Kenya's Supreme Court has judged that irregularities had harmed the integrity of the presidential vote on 8 August 2017. A new presidential election must now be conducted within 60 days of the ruling.
Opposition leader Raila Odinga, who had petitioned the declaration of President Uhuru Kenyatta as the winner, termed the court's decision a first, saying it had never before happened on the continent.
"For the first time in the history of African democratisation, a ruling has been made by a court nullifying [the] election of a president. This is a precedent-setting ruling," Odinga said.
The media also termed it historic and a first, as have several commentators.
A judicial earthquake: The moment Kenya's Supreme Court annulled the presidential election, a first for Africa https://t.co/DZ009VZ6yY -- Robyn Dixon (@RobynDixon_LAT) September 1, 2017
This country Kenya! In an Africa first, Supreme Court nullifies Aug. 8 #KenyaDecides presidential elections!!! -- Charles Onyango-Obbo (@cobbo3) September 1, 2017
But is it the first time a court in Africa has overturned a presidential election? Several readers asked us to look into the claim.
'Depends on how you define a court'
"It really depends on how you define a court and whether or not the verdict is respected," Nic Branson, a senior researcher at Africa-focused think tank Africa Research told Africa Check.
Branson was referring to the 2010 annulment of election results by the Ivory Coast's Constitutional Council. The outcome of that election saw the election commission declare opposition challenger Alassane Ouattara as the winner, a decision widely backed by among others the UN, US, EU and former colonial power France.
But the council, which validates election results, said incumbent Laurent Gbagbo had won, after it annulled results mainly in Ouattara's strongholds.
Because of this, the council's ruling was seen as having been made under pressure from Gbagbo and was consequently disregarded by most observers, Branson said.
The decision consequently set off a civil war that eventually saw Ouattara assume office.
There was also debate over whether the council plays an equivalent role to Kenya's supreme court, Branson said
"If we can safely exclude the Ivorian Conseil Constitutionnel, then the judgment is the first of its kind (to my knowledge)," Branson said.
Additionally, the Ivorian case was one where the sitting president was declared the loser, not the winner as in Kenyatta's case.
Other elections annulled for blatant partisan reasons
In October 2015, electoral authorities in Zanzibar also annulled an election. However the archipelago is a semi-autonomous territory and maintains a political union with the Tanzania.
Regimes in Algeria (1992) and Nigeria (1993) had also annulled elections for blatant partisan reasons, decisions that were not mediated through any credible judicial process, Patrick Smith, the editor of Africa-focused publication Africa Confidential, told Africa Check.
In another decision mired in partisan positioning, the post-Gaddafi government in Tripoli also annulled an election in 2014, Smith added.
In 1968, a presidential election in Dahomey (modern-day Benin) was annulled after a boycott saw just over a quarter of voters turn out, but like in Nigeria, this was by military leaders.

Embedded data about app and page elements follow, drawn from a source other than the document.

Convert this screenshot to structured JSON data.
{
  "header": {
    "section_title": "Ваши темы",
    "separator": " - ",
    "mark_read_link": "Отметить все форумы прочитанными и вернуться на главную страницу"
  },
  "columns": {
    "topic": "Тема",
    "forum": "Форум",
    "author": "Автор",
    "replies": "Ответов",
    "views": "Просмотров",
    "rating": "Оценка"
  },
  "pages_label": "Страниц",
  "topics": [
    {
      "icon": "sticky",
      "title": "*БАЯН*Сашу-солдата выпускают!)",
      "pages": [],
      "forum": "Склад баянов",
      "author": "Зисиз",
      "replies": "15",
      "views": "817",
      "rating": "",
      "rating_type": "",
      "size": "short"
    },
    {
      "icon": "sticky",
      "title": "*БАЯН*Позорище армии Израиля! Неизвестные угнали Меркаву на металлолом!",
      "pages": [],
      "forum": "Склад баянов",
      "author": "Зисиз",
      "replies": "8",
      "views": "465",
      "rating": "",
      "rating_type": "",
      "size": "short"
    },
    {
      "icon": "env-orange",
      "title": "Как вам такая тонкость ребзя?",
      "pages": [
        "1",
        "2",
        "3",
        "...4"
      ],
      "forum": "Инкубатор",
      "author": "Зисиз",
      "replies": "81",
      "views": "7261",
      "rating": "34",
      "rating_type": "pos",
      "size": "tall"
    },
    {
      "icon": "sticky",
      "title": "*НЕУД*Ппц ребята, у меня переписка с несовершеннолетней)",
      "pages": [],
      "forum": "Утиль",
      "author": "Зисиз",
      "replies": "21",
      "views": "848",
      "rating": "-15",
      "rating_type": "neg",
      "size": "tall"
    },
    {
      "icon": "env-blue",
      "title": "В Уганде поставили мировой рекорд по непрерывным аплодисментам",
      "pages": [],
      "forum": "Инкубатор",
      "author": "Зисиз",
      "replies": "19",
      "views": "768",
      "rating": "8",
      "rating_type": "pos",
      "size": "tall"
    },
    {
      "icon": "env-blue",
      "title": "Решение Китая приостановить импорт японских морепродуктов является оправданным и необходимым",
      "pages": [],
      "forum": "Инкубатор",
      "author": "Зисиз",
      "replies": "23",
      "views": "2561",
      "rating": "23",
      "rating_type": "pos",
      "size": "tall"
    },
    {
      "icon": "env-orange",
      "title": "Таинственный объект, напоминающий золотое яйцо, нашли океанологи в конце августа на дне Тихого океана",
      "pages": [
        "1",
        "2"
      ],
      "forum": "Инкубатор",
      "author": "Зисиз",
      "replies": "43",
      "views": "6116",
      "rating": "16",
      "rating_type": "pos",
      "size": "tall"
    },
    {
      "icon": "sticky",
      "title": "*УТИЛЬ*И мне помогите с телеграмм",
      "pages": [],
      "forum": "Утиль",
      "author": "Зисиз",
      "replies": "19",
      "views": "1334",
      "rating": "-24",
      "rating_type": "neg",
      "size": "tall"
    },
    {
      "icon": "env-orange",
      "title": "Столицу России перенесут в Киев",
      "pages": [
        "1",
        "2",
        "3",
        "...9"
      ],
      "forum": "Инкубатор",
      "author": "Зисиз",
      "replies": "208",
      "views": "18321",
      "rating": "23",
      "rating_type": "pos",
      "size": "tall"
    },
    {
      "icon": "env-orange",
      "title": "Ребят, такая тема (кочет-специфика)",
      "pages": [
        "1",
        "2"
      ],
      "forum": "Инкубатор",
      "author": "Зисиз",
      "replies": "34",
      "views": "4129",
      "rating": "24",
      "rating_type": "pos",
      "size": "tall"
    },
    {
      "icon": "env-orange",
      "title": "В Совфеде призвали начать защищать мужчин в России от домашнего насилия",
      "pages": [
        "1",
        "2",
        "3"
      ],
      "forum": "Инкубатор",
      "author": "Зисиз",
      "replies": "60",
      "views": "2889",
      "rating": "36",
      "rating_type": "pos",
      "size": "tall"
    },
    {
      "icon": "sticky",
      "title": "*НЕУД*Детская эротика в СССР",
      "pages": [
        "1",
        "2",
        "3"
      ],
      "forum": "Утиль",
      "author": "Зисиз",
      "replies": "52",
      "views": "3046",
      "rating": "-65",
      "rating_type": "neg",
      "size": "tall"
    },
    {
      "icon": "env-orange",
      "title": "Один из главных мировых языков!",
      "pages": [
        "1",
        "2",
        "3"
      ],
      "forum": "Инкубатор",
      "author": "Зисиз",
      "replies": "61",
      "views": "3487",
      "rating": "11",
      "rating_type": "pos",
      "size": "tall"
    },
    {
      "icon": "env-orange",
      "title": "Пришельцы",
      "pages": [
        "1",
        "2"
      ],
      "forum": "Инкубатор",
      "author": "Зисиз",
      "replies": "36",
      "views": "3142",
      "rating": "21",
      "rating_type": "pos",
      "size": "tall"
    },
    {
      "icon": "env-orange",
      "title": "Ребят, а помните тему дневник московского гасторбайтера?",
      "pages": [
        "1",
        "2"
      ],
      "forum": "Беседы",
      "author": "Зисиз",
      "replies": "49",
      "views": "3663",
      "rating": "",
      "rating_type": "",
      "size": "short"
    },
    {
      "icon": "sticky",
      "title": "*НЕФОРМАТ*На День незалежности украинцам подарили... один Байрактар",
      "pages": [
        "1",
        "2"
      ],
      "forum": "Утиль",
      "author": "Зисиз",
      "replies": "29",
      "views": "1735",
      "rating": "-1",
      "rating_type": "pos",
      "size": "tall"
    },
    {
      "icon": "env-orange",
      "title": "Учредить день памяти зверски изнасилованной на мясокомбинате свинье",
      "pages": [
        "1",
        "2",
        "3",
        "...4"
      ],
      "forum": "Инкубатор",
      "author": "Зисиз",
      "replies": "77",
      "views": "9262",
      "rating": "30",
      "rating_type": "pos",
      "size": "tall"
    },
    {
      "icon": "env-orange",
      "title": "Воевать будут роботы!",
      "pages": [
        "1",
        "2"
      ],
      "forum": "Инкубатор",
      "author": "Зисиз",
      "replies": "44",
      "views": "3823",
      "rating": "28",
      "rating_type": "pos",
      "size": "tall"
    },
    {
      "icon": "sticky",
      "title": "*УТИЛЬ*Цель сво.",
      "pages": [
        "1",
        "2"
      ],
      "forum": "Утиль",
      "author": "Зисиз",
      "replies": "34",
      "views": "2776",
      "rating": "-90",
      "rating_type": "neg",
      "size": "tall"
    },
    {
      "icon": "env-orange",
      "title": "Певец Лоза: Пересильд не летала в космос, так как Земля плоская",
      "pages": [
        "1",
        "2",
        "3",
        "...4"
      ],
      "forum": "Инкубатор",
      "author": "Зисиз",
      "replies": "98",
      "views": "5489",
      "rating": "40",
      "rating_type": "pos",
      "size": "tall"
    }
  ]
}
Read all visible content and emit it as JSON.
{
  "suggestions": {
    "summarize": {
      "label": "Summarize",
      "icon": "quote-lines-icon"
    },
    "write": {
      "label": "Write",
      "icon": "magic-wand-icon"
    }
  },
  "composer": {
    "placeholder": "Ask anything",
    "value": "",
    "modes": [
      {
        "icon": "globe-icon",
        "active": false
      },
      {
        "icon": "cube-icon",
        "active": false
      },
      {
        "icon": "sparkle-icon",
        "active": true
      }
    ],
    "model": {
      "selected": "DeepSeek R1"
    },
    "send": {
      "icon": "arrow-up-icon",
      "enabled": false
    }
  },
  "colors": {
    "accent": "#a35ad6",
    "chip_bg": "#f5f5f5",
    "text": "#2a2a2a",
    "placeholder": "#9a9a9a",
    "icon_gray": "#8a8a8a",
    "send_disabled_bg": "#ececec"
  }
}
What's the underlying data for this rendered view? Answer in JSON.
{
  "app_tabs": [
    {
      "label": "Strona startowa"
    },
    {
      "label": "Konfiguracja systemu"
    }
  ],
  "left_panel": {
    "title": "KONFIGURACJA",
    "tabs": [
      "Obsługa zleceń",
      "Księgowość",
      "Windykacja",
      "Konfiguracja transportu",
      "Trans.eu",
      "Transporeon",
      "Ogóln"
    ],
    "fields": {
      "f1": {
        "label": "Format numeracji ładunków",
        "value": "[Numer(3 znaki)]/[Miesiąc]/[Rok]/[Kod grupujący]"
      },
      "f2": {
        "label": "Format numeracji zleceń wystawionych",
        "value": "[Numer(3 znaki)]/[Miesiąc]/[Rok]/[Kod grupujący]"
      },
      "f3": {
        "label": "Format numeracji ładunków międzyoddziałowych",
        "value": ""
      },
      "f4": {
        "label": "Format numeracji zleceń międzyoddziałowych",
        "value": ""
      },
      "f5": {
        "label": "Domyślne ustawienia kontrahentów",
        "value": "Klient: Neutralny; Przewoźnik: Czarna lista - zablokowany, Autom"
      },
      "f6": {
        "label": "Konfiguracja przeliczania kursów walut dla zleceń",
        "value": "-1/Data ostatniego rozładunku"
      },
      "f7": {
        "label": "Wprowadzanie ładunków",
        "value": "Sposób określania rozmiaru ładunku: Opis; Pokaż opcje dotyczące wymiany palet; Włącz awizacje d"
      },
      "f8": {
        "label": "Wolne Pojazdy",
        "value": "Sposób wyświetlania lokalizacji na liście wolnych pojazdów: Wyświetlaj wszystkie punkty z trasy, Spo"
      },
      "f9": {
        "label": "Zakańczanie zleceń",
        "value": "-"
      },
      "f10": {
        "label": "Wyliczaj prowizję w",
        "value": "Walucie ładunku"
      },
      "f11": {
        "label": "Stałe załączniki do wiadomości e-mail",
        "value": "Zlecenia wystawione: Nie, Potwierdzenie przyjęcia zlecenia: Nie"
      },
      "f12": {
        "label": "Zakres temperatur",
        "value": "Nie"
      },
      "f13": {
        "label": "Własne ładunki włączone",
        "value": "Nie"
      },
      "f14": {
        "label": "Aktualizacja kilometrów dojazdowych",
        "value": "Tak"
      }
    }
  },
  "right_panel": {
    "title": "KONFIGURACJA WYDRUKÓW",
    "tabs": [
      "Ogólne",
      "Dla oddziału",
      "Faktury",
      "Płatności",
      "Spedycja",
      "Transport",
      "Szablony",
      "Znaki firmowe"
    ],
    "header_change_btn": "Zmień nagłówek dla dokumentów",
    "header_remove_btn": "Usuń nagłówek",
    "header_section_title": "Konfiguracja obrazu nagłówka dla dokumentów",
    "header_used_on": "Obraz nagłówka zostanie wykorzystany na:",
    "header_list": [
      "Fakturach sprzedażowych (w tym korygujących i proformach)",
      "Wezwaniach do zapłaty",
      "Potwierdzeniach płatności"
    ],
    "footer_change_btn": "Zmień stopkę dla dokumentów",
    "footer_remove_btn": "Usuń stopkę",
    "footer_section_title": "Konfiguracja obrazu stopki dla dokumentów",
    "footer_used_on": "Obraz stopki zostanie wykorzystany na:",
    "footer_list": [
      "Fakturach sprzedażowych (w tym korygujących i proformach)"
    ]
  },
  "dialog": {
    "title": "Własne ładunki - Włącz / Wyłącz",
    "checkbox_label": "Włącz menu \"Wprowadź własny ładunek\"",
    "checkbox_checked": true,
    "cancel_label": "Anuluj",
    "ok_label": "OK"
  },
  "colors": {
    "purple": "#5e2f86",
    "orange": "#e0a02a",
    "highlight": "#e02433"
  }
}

Madagascar decision as close as it gets
In 2002, Madagascar's Supreme Court invalidated a decree that had mandated a recount following results that showed the incumbent president, Didier Ratsiraka, had lost to challenger Marc Ravalomanana in December 2001.
The resulting power struggle saw Ravalomanana eventually take office. Smith said that the Madagascar decision is as close as it gets to a precedent for the Kenya decision.
"The big point about Kenya is that the Supreme Court has legitimacy under the new constitution and was generally accepted.
"So it does look like this is the first time that a Supreme Court has heard a petition of a presidential election and a majority of its judges have voted to cancel the results announced by the electoral commission and order fresh elections," Smith said. "So it is genuinely new territory for all parties concerned."
Said Branson: "I wouldn't consider the events which transpired over several months in Madagascar to be directly comparable to the judgement issued by Kenya's supreme court on 1 September. The latter was as clear and unequivocal as the former was confused and subject to dispute."
Thierno Bah, professor emeritus at the University of Yaounde and an author of several books on African history, agreed.
"It's the first time in the contemporary history of Africa [that] a supreme court [has] overturned a presidential election. This day is an historical one not only for Kenya, but for the whole of Africa," he told Africa Check. - Lee Mwiti (04/09/2017)
This report was written by Africa Check, a non-partisan fact-checking organisation. View the original piece on their website.